More than 100,000 wildfires occur each year in the United States, according to the National Oceanic and Atmospheric Administration. Some are due to natural causes, such as lightning strikes, while others are accidentally — or, sadly, intentionally — caused by human beings. Regardless of their origins, these fires destroy an average of 4.2 million acres annually.
Most of these fires burn west of the Missouri River, in and around the Rocky Mountains and in the desert Southwest. These places are known for their startling natural beauty and their attractiveness to those seeking homes near wilderness areas. They also are known for high summer temperatures, low humidity levels and, particularly in recent years, parching drought. With tinder-dry vegetation and increasingly thick woodland growth due to decades of fire suppression, these regions tend to be ground zero for wildfires.
With increasing numbers of people living in the wildland-urban interface, where homes lie near and within wild areas, the risk also has increased dramatically for destruction of property during wildfire season. What can homeowners do to mitigate that risk?
Here are some tips regarding some steps you can take to help prepare your property for a wildfire and add extra lines of defense.
First, you will want to determine the risk level around your home: low, moderate or high.
Low-risk properties feature relatively flat terrain (a grade of 9 percent or less) and limited wildland, they incorporate native vegetation, they have a fire hydrant within 300 feet, and they offer easy access for fire trucks. All manmade fuels are at least 50 feet from the home, and no trees crowd the structure.
Moderate-risk properties have hilly terrain (with grades between 10 and 20 percent), a lightly forested wildland and trees near the house. Native vegetation is not part of the landscape, and manmade fuels are within 50 feet of the house — but the property offers access to fire trucks, and a fire hydrant is within 500 feet.
High-risk properties have steep terrain (greater than a 20-percent grade), thickly forested wildland within 100 feet of the home and trees within 30 feet. Native vegetation is not part of the landscape, manmade fuels are within 30 feet of the house, there are no fire hydrants, and the property has limited access for fire trucks.
The first zone of defensible space should extend from 30 to 100 feet from your home, depending on risk level. This space should be well-irrigated, and its landscaping should feature carefully spaced indigenous plantings and noncombustible elements, such as rock or brick.
The second zone should extend anywhere from 20 to 50 feet from the first, depending on risk level, and your irrigation system also must extend to this space. It may include small plants, shrubs and a few trees, if they’re carefully spaced about 10 feet apart. Remove all dead or dying limbs, and trees taller than 18 feet should have all limbs pruned within 6 feet of the ground. Absolutely no tree limbs should come within 10 feet of the house.
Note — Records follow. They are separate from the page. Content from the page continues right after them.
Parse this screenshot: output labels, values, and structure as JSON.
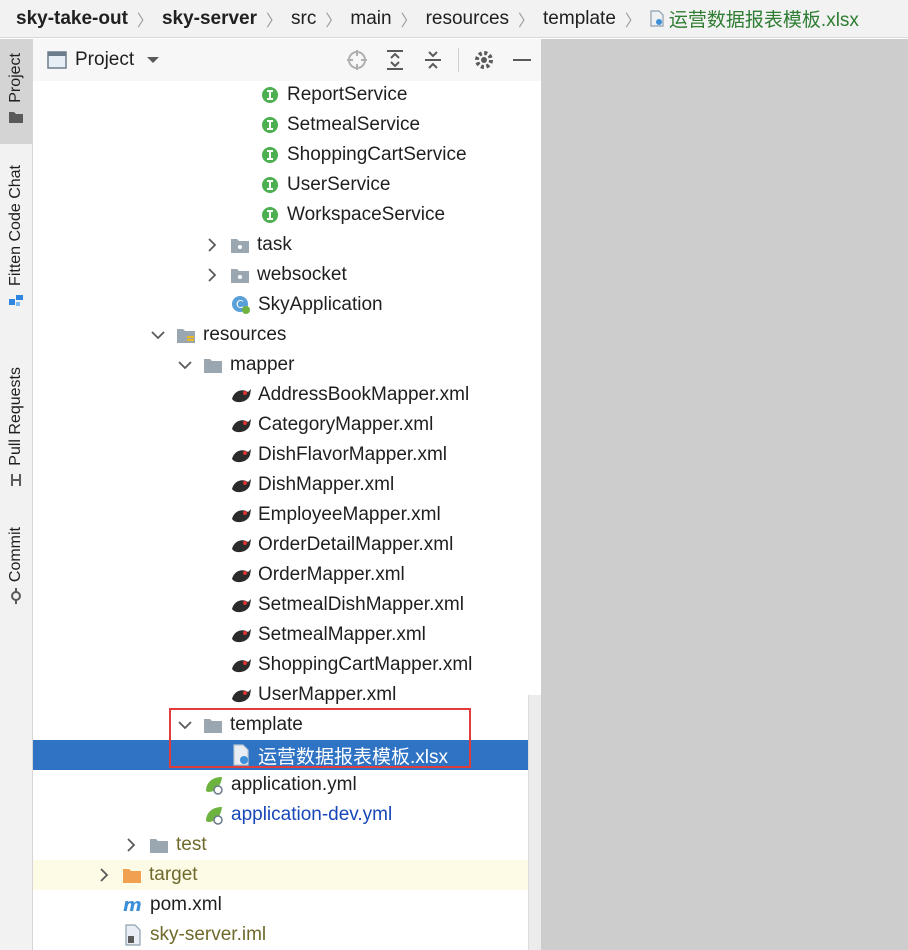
{
  "breadcrumb": [
    "sky-take-out",
    "sky-server",
    "src",
    "main",
    "resources",
    "template",
    "运营数据报表模板.xlsx"
  ],
  "toolstrip": {
    "project": "Project",
    "fitten": "Fitten Code Chat",
    "pull_requests": "Pull Requests",
    "commit": "Commit"
  },
  "panel": {
    "title": "Project"
  },
  "tree": {
    "report_service": "ReportService",
    "setmeal_service": "SetmealService",
    "shopping_cart_service": "ShoppingCartService",
    "user_service": "UserService",
    "workspace_service": "WorkspaceService",
    "task": "task",
    "websocket": "websocket",
    "sky_application": "SkyApplication",
    "resources": "resources",
    "mapper": "mapper",
    "mappers": [
      "AddressBookMapper.xml",
      "CategoryMapper.xml",
      "DishFlavorMapper.xml",
      "DishMapper.xml",
      "EmployeeMapper.xml",
      "OrderDetailMapper.xml",
      "OrderMapper.xml",
      "SetmealDishMapper.xml",
      "SetmealMapper.xml",
      "ShoppingCartMapper.xml",
      "UserMapper.xml"
    ],
    "template": "template",
    "template_file": "运营数据报表模板.xlsx",
    "application_yml": "application.yml",
    "application_dev_yml": "application-dev.yml",
    "test": "test",
    "target": "target",
    "pom": "pom.xml",
    "iml": "sky-server.iml"
  },
  "colors": {
    "selection": "#2f73c4",
    "highlight_box": "#e23b3b",
    "interface_badge": "#4caf50",
    "folder": "#9aa7b0",
    "target_folder": "#f0a050"
  }
}
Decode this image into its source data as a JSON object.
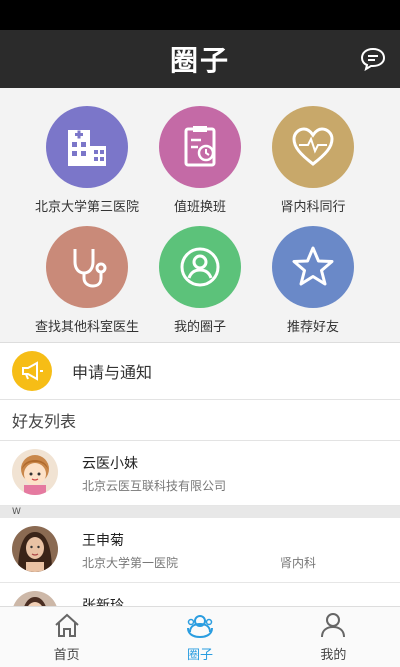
{
  "header": {
    "title": "圈子",
    "message_icon": "chat-bubble-icon"
  },
  "grid": [
    {
      "label": "北京大学第三医院",
      "icon": "hospital-icon",
      "color": "#7b76c9"
    },
    {
      "label": "值班换班",
      "icon": "clipboard-clock-icon",
      "color": "#c46aa6"
    },
    {
      "label": "肾内科同行",
      "icon": "heart-pulse-icon",
      "color": "#c8a86a"
    },
    {
      "label": "查找其他科室医生",
      "icon": "stethoscope-icon",
      "color": "#c98a79"
    },
    {
      "label": "我的圈子",
      "icon": "user-circle-icon",
      "color": "#5cc27a"
    },
    {
      "label": "推荐好友",
      "icon": "star-icon",
      "color": "#6a89c8"
    }
  ],
  "notice": {
    "label": "申请与通知",
    "icon": "megaphone-icon",
    "color": "#f6bd16"
  },
  "friends_title": "好友列表",
  "friends": [
    {
      "name": "云医小妹",
      "org": "北京云医互联科技有限公司",
      "dept": ""
    },
    {
      "section_letter": "W"
    },
    {
      "name": "王申菊",
      "org": "北京大学第一医院",
      "dept": "肾内科"
    },
    {
      "name": "张新玲",
      "org": "",
      "dept": ""
    }
  ],
  "tabs": [
    {
      "label": "首页",
      "icon": "home-icon",
      "active": false
    },
    {
      "label": "圈子",
      "icon": "circle-people-icon",
      "active": true
    },
    {
      "label": "我的",
      "icon": "person-icon",
      "active": false
    }
  ]
}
The third zone should extend approximately 20 to 50 feet from the second, depending on risk level. For example, in high-risk areas, the three zones together should comprise 200 feet of defensible space, versus 70 feet in a low-risk area. This zone is often called a “modified natural area,” which means homeowners need to thin trees throughout this zone and make sure all dangerous fuels, such as dead or dying bushes and trees, are removed.
Once you’ve set and cleared your zones, don’t forget to maintain them regularly. They won’t do their job if they become overgrown. This includes keeping grass and weeds trimmed and regularly removing brush piles, clippings and other deadfall. Also, be sure to eliminate manmade fuel sources. This can include replacing wood fences with metal, brick, stone or concrete ones; replacing wooden yard or patio furniture with noncombustible versions; and keeping your woodpile more than 30 feet from your home.
Think about ways you can create water sources. Connect at least 100 feet of garden hose to each of your outside taps, and purchase lawn sprinklers that can be used on the roof and around your property in the event of fire. Make sure you have an emergency generator to operate your water pump during a power failure, and consider adding a pond, cistern or even a swimming pool to your landscaping.
When adding to your landscaping, consider fire-resistant vegetation. If you’re a tree lover and live at higher altitudes, consider replacing conifers with aspen groves. Stands of aspen serve as fire buffers, while conifers, on the other hand, are prone to “torching,” allowing a wildfire to spread even faster. Replace at least some of the existing vegetation on your property with indigenous, fire-resistant plants, and remember: the plants nearest your home should be smaller and spaced farther apart than the ones in the zones farther out.
As much preparation as you can do to mitigate your risk of wildfire damage, you may still need to rely on the firefighters to finish the job. There are a few things you can do to make it easier for them to help you out.
As with fire-resistant home construction and retrofits, there are no guarantees that these mitigation steps will fully protect your property in the event of a catastrophic wildfire. But, they certainly can improve your odds — and provide an extra measure of safety for your family and for the firefighters who would risk their lives to defend your home.